RAW DATA —
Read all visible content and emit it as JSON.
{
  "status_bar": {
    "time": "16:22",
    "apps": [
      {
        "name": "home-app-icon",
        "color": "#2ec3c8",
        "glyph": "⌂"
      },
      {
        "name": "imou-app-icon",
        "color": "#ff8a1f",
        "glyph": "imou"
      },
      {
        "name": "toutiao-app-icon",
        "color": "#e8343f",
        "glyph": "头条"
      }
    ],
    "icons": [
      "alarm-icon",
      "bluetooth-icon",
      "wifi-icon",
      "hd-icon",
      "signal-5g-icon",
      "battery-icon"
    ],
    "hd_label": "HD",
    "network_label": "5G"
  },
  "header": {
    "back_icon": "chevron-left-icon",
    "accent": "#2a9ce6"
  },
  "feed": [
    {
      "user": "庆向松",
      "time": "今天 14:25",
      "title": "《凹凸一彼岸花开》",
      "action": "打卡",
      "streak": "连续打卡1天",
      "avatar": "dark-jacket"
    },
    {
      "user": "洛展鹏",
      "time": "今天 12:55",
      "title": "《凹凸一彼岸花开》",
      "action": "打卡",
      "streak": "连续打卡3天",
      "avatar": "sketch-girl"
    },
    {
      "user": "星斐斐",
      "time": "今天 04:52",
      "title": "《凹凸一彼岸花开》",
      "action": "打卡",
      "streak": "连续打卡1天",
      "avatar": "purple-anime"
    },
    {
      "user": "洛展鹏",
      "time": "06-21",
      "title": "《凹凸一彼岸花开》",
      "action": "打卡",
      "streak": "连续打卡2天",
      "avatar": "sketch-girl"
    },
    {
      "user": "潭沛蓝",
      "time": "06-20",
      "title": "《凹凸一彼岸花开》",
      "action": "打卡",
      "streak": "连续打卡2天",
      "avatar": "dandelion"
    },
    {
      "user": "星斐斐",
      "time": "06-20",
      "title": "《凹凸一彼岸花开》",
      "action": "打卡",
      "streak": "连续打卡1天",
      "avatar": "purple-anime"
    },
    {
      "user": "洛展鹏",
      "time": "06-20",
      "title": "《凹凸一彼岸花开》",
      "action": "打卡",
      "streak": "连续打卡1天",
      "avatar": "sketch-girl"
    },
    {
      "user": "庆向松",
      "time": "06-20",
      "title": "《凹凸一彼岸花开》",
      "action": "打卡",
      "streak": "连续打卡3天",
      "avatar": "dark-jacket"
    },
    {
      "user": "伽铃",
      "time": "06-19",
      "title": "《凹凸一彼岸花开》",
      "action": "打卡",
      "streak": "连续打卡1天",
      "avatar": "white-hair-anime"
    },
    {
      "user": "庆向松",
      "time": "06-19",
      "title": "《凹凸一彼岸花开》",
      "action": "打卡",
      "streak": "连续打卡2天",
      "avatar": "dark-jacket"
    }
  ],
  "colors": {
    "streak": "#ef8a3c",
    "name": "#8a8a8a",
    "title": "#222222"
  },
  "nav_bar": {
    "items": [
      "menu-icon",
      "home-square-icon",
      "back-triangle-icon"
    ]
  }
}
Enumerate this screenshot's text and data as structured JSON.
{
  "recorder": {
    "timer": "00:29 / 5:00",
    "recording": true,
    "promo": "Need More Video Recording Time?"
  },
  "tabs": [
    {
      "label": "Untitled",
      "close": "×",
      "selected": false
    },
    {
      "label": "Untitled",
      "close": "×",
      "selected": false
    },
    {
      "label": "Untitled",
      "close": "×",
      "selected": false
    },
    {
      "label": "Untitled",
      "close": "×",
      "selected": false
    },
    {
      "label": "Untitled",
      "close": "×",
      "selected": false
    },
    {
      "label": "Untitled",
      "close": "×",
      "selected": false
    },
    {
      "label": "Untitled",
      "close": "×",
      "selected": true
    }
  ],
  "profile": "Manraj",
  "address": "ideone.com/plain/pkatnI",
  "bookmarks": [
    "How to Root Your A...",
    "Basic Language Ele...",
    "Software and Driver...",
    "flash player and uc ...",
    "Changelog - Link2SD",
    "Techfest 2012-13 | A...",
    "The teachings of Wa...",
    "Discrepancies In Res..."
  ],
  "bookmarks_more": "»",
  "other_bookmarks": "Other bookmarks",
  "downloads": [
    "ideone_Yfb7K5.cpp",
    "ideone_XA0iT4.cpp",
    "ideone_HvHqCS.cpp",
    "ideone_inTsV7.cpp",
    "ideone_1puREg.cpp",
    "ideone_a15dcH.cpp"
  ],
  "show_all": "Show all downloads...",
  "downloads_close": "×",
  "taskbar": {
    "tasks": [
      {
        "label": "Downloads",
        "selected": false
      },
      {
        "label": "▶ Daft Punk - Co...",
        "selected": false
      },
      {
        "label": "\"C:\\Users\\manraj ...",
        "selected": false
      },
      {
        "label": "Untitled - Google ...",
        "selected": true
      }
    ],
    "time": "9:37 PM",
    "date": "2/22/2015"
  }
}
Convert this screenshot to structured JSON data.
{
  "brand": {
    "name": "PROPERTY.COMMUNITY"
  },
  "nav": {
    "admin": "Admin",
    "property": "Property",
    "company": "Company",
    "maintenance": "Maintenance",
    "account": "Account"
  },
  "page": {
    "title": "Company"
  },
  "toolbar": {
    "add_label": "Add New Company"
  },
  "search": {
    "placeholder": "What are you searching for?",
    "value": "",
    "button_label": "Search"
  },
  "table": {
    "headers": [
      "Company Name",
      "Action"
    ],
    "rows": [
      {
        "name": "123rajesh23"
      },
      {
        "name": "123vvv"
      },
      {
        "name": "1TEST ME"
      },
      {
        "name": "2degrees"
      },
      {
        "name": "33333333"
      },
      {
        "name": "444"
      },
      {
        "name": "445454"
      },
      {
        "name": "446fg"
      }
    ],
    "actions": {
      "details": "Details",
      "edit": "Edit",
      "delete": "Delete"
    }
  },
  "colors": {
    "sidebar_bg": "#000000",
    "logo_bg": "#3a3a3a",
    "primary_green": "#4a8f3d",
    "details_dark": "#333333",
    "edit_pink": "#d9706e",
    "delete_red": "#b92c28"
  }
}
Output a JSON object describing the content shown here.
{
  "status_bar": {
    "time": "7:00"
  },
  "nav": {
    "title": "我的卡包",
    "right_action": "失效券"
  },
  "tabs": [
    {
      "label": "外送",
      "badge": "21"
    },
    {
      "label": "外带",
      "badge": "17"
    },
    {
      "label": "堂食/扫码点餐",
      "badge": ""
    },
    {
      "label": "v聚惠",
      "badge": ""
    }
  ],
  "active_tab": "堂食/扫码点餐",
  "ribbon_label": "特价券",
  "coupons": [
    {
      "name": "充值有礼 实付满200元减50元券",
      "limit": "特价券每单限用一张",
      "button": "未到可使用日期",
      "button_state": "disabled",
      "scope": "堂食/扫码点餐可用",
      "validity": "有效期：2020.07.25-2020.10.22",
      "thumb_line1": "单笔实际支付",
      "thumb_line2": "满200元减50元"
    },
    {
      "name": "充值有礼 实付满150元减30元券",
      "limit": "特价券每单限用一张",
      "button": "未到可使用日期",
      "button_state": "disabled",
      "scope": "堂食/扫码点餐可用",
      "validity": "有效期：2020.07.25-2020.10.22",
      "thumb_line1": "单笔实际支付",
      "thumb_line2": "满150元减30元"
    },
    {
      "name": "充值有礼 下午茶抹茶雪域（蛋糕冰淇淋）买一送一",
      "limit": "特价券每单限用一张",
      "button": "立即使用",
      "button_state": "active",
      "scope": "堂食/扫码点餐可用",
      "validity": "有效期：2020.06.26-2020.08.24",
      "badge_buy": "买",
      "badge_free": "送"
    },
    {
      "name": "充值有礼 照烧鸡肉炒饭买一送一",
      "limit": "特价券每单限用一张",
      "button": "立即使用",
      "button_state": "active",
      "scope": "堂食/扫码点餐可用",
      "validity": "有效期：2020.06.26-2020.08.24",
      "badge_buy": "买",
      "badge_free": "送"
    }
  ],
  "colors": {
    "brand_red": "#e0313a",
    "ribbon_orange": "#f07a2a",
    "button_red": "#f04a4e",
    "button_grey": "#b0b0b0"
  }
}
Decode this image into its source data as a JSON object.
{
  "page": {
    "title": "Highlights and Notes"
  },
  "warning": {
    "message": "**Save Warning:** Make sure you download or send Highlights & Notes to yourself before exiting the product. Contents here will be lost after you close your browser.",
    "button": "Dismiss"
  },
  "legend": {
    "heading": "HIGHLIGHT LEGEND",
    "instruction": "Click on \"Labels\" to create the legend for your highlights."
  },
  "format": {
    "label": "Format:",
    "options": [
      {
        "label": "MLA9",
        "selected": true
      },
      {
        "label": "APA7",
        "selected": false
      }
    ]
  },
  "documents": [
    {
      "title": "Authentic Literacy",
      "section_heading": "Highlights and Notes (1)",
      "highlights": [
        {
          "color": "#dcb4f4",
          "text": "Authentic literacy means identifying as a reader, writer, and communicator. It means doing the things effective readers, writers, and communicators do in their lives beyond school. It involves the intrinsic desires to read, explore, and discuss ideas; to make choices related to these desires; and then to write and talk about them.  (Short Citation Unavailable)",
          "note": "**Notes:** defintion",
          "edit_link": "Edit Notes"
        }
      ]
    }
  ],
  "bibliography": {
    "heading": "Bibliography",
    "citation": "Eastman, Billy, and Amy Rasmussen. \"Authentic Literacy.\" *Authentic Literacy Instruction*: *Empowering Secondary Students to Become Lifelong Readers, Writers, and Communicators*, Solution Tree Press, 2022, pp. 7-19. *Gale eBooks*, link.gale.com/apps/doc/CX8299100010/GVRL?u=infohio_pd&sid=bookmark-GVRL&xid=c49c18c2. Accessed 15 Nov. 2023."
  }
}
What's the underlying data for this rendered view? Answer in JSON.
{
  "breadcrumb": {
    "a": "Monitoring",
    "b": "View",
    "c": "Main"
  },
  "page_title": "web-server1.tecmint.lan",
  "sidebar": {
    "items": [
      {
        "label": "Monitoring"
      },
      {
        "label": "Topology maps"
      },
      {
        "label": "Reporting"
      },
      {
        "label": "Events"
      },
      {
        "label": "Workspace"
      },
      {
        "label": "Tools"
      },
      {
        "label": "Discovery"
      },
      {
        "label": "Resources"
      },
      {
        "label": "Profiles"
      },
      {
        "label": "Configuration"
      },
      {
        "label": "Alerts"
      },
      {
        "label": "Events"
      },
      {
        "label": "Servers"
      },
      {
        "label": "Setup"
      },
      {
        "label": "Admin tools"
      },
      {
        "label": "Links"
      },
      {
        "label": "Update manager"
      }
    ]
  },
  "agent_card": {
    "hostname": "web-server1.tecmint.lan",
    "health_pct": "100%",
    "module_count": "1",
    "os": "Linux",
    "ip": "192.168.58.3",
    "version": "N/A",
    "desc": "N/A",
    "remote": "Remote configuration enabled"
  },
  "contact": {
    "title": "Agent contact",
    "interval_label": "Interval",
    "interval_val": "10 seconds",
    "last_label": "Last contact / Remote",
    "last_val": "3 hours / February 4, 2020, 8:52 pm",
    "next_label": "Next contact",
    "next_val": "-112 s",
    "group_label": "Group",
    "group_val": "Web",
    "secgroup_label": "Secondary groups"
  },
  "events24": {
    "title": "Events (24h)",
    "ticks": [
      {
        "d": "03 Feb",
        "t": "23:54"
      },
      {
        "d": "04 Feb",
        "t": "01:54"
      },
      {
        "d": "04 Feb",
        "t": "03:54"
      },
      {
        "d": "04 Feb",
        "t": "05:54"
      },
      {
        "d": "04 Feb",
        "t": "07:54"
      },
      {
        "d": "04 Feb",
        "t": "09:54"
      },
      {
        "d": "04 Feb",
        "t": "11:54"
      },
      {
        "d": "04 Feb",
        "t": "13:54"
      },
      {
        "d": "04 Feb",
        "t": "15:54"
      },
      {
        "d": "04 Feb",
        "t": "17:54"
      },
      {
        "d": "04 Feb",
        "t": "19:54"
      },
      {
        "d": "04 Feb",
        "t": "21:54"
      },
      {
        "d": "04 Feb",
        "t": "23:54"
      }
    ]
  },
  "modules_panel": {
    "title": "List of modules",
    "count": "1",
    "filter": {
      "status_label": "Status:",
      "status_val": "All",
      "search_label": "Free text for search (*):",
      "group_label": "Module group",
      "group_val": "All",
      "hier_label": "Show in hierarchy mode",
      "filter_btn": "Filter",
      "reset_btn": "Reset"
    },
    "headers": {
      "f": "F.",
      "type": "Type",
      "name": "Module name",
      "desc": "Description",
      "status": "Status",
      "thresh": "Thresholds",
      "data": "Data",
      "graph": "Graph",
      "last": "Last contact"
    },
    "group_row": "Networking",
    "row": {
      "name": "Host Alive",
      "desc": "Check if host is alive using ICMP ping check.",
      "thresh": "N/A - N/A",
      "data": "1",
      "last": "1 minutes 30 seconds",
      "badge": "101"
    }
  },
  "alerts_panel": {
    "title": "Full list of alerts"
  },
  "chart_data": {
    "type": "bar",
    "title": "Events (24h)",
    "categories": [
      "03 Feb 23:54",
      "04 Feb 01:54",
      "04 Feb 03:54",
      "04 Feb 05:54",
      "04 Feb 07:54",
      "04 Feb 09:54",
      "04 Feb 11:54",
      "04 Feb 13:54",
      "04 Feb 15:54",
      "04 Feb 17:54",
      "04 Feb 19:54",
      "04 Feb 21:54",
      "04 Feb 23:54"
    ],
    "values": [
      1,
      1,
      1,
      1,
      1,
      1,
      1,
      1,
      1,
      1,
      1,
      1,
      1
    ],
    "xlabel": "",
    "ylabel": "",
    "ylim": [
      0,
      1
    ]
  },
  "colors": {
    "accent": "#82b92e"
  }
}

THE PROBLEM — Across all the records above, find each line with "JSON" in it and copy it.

RESULT —
Read all visible content and emit it as JSON.
Enumerate this screenshot's text and data as structured JSON.
Convert this screenshot to structured JSON data.
Output a JSON object describing the content shown here.
Decode this image into its source data as a JSON object.
What's the underlying data for this rendered view? Answer in JSON.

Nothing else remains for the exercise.